A former Minister of Youth and Sports under the erstwhile Mahama administration, Elvis Afriyie Ankrah, has said that corruption seems entrenched in the country’s system because some individuals involved in the act finance political parties.
In his view, corruption investigations against such people becomes difficult after the political party they sponsored wins power.
According to him, it is about time politicians faced the harsh truth and submit themselves to the necessary processes for positive change.
He added that some businessmen and women heavily fund both the governing New Patriotic Party (NPP) and the main opposition National Democratic Congress (NDC), making it impossible for the two parties to deal with such people in corruption-related issues.
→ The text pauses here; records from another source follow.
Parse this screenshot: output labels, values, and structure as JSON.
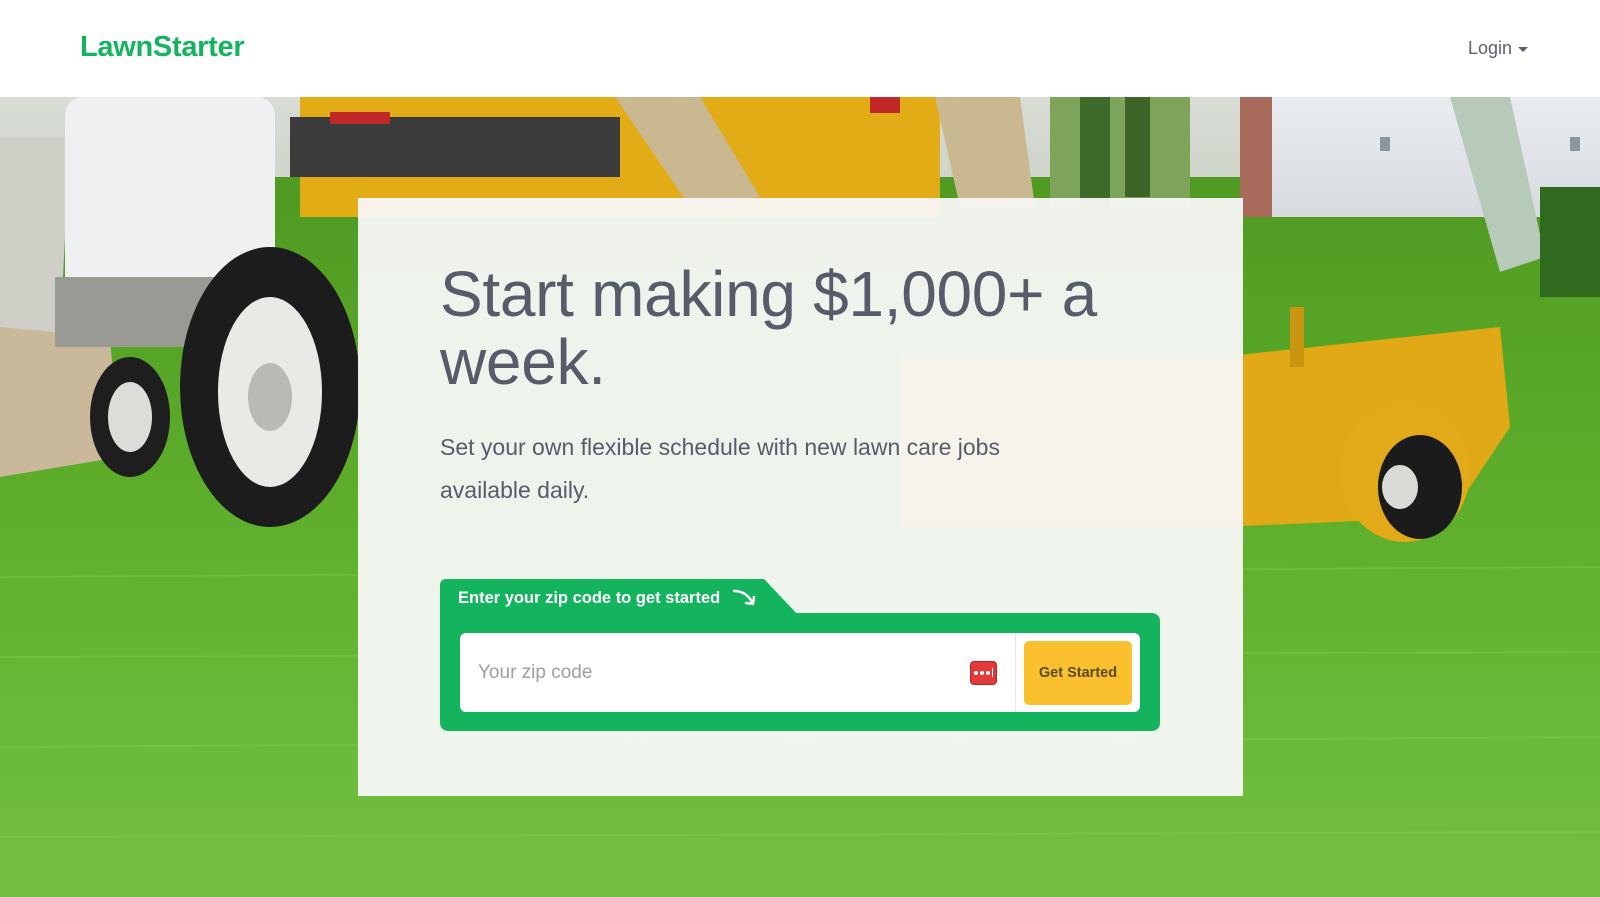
{
  "header": {
    "logo_text": "LawnStarter",
    "login_label": "Login"
  },
  "hero": {
    "headline": "Start making $1,000+ a week.",
    "subtext": "Set your own flexible schedule with new lawn care jobs available daily."
  },
  "zip_form": {
    "tab_label": "Enter your zip code to get started",
    "input_placeholder": "Your zip code",
    "input_value": "",
    "submit_label": "Get Started"
  },
  "colors": {
    "brand_green": "#14b45f",
    "button_yellow": "#fbc02d",
    "text_gray": "#575c6b"
  }
}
At a conversation on Rethinking Political Leadership in Ghana organised by socialist group, Progressive Intellectuals, on Tuesday, 2 October 2018, he said: “The two major parties, they are all guilty. I was tasked to investigate GYEEDA (Ghana Youth Employment and Entrepreneurial Development) and I found myself in a situation where [i was investigating] people who supported us during the campaign, and they support all parties. When there is time for election, they give monies to both parties, so don’t believe one party, both parties do it”.
“They said we should clean it up and we started cleaning it up, it was so embarrassing and awkward; people who have given you t-shirts and money and all kinds of things and now you are dealing with them. It was almost unconscionable but it had to be done and in the process some of us almost lost our lives because then, there was pressure within the party because you are cutting off the source of funding, for both parties,[and so], they will come after you.
“So we have created a system that legitimises and institutionalises the corruption and at the same time we say we want to deal with the corruption,” he lamented.
Mr Ankrah, therefore, wants the system to be cleansed adding that: “Check all the corruption-related cases, from BOST to whatever, check, it is linked to campaign financing. There is always a financier there…